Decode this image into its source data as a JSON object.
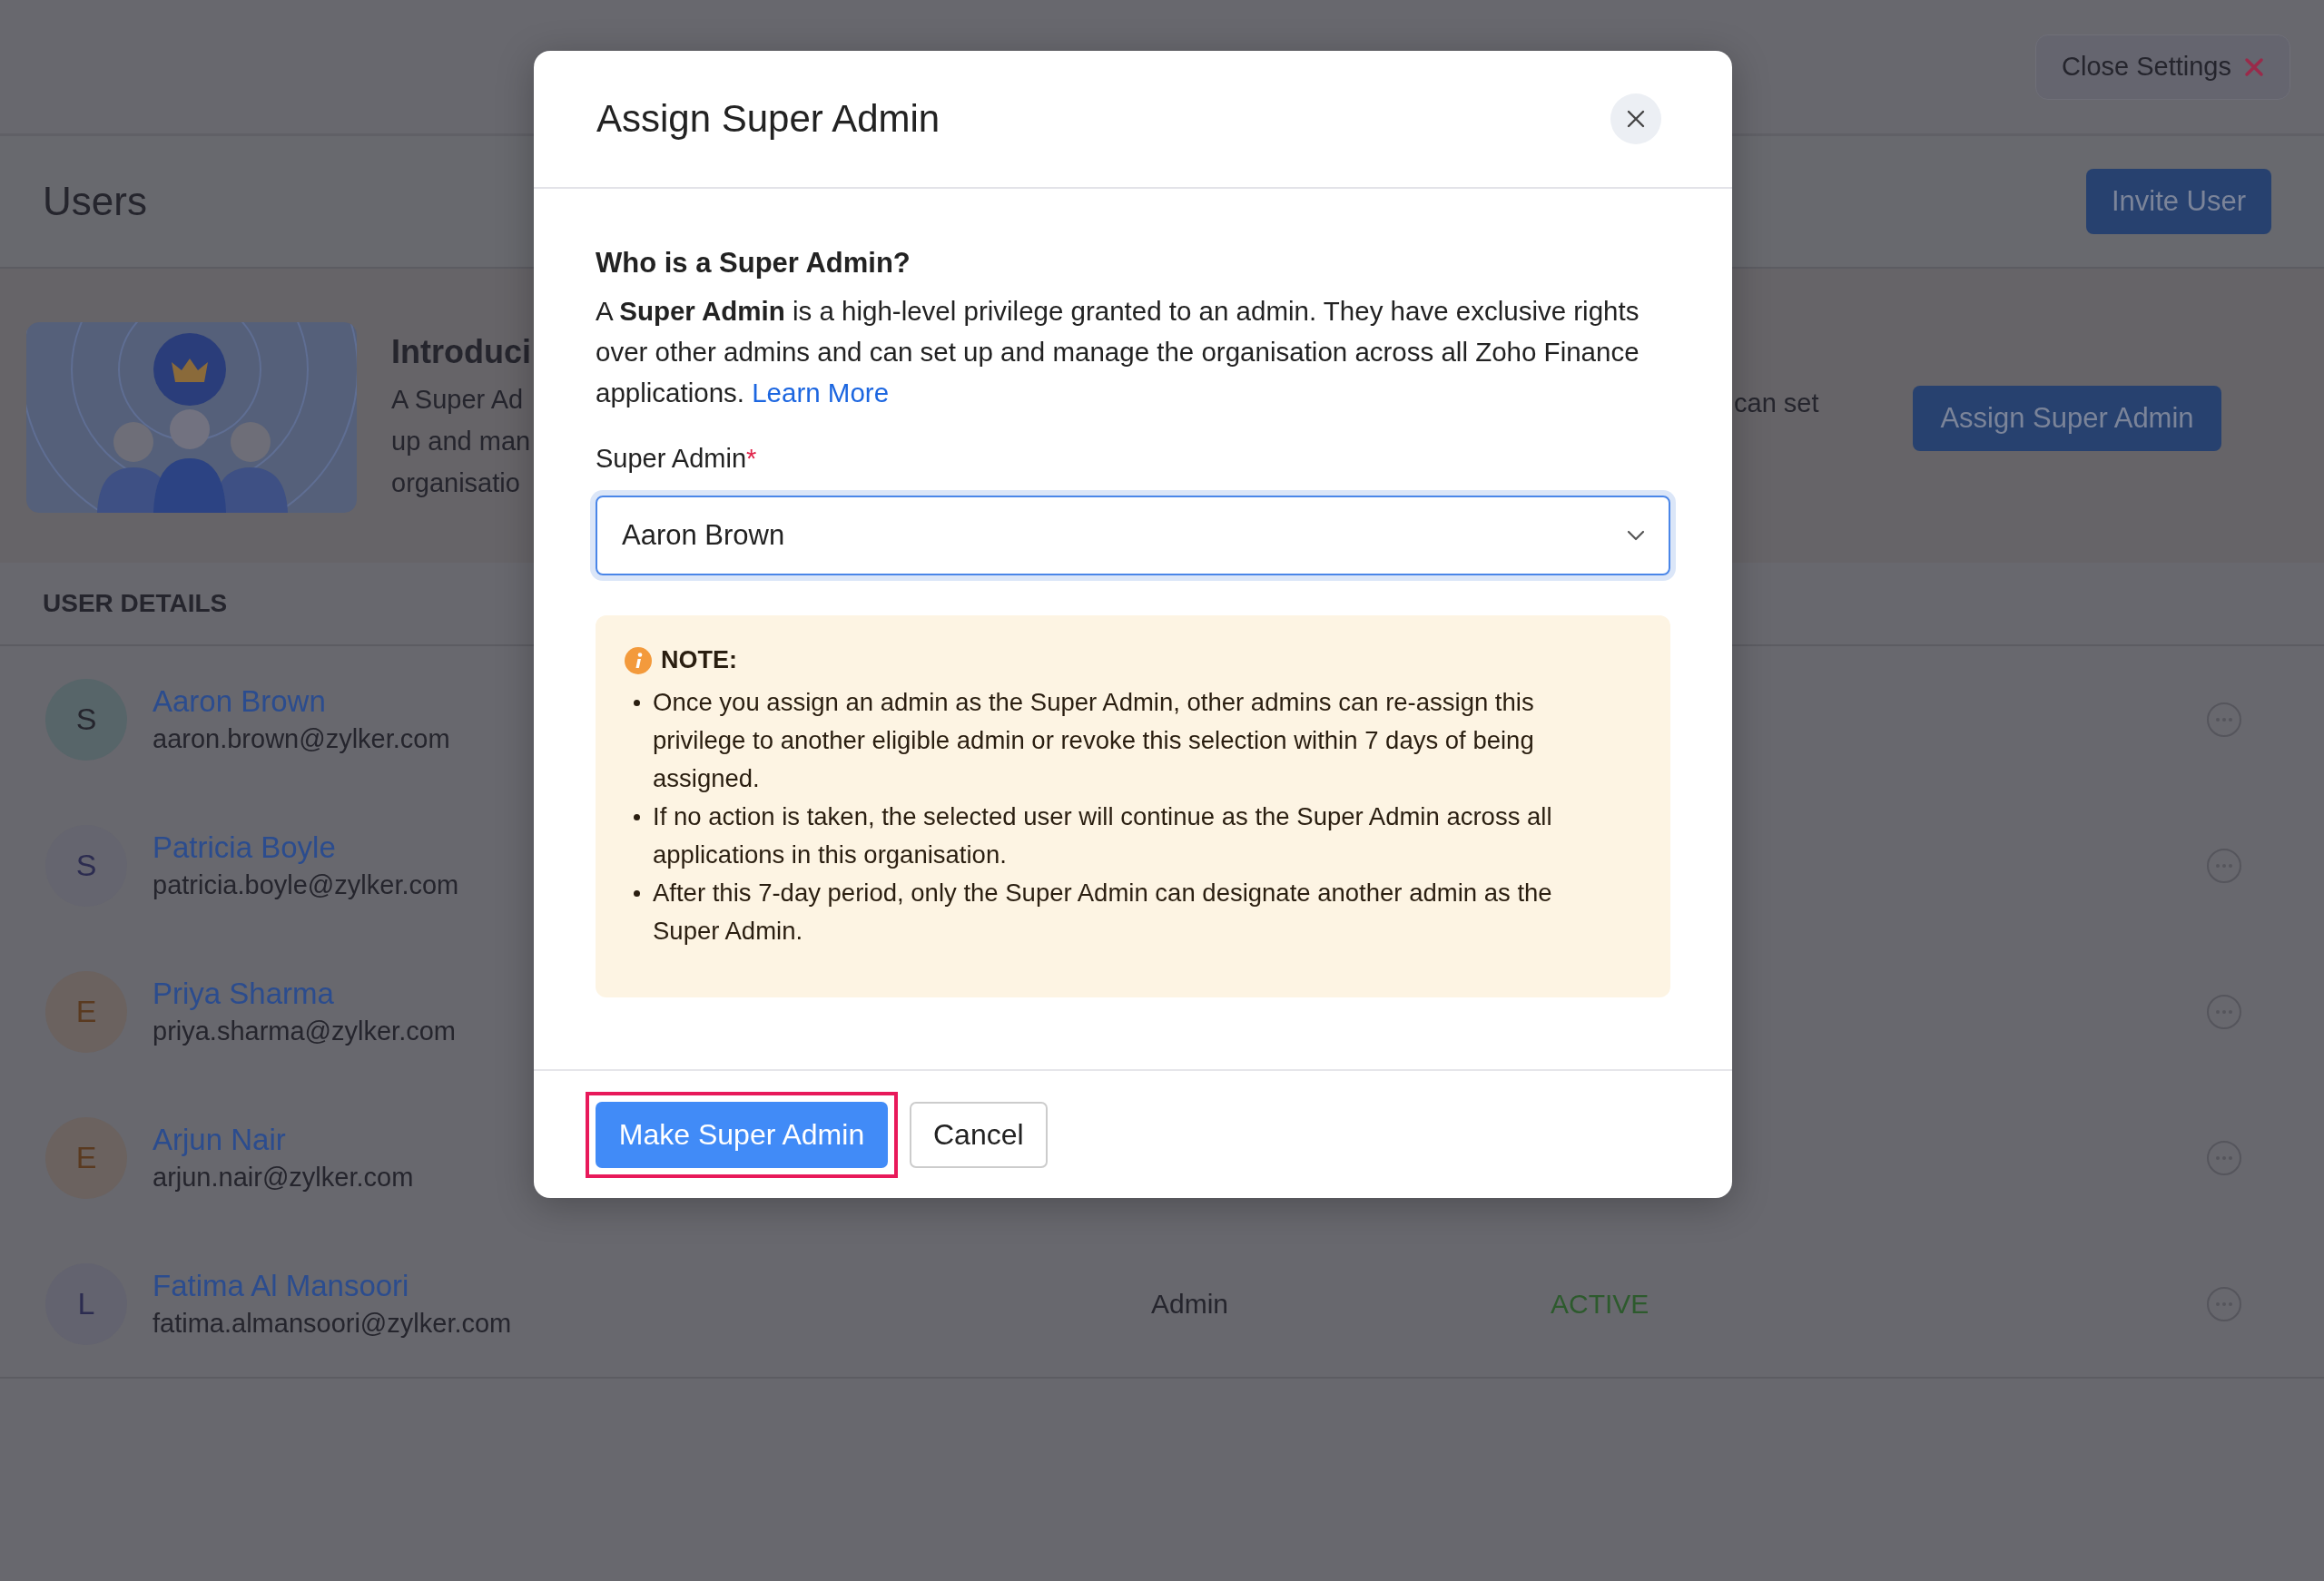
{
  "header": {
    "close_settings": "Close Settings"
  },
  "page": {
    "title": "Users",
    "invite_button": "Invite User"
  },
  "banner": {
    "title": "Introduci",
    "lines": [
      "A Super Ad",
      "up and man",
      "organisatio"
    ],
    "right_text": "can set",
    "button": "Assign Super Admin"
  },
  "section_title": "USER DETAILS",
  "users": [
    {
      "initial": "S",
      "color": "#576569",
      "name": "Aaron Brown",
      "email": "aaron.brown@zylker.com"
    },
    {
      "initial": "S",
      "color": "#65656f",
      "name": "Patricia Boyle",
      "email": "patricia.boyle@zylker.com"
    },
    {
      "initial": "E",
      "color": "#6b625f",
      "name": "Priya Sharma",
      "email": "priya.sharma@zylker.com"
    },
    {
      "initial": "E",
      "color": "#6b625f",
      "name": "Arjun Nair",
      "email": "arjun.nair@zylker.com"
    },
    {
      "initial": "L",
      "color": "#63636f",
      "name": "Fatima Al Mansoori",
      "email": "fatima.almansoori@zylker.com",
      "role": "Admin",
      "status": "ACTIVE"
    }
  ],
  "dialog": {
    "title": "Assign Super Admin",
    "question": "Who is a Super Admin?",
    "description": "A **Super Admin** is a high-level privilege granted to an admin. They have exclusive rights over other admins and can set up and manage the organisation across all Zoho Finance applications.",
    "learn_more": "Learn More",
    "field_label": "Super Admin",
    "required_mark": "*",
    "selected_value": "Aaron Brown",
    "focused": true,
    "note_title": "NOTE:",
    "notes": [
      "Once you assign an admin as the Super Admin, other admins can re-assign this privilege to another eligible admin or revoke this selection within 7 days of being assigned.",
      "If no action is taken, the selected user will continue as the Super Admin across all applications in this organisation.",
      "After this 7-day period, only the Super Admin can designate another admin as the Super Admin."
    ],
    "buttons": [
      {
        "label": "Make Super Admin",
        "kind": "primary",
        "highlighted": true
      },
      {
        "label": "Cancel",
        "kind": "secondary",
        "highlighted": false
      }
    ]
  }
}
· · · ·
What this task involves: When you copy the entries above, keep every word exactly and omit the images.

Result of the task:
Decode this image into its source data as a JSON object.
{
  "header": {
    "close_settings": "Close Settings"
  },
  "page": {
    "title": "Users",
    "invite_button": "Invite User"
  },
  "banner": {
    "title": "Introduci",
    "lines": [
      "A Super Ad",
      "up and man",
      "organisatio"
    ],
    "right_text": "can set",
    "button": "Assign Super Admin"
  },
  "section_title": "USER DETAILS",
  "users": [
    {
      "initial": "S",
      "color": "#576569",
      "name": "Aaron Brown",
      "email": "aaron.brown@zylker.com"
    },
    {
      "initial": "S",
      "color": "#65656f",
      "name": "Patricia Boyle",
      "email": "patricia.boyle@zylker.com"
    },
    {
      "initial": "E",
      "color": "#6b625f",
      "name": "Priya Sharma",
      "email": "priya.sharma@zylker.com"
    },
    {
      "initial": "E",
      "color": "#6b625f",
      "name": "Arjun Nair",
      "email": "arjun.nair@zylker.com"
    },
    {
      "initial": "L",
      "color": "#63636f",
      "name": "Fatima Al Mansoori",
      "email": "fatima.almansoori@zylker.com",
      "role": "Admin",
      "status": "ACTIVE"
    }
  ],
  "dialog": {
    "title": "Assign Super Admin",
    "question": "Who is a Super Admin?",
    "description": "A **Super Admin** is a high-level privilege granted to an admin. They have exclusive rights over other admins and can set up and manage the organisation across all Zoho Finance applications.",
    "learn_more": "Learn More",
    "field_label": "Super Admin",
    "required_mark": "*",
    "selected_value": "Aaron Brown",
    "focused": true,
    "note_title": "NOTE:",
    "notes": [
      "Once you assign an admin as the Super Admin, other admins can re-assign this privilege to another eligible admin or revoke this selection within 7 days of being assigned.",
      "If no action is taken, the selected user will continue as the Super Admin across all applications in this organisation.",
      "After this 7-day period, only the Super Admin can designate another admin as the Super Admin."
    ],
    "buttons": [
      {
        "label": "Make Super Admin",
        "kind": "primary",
        "highlighted": true
      },
      {
        "label": "Cancel",
        "kind": "secondary",
        "highlighted": false
      }
    ]
  }
}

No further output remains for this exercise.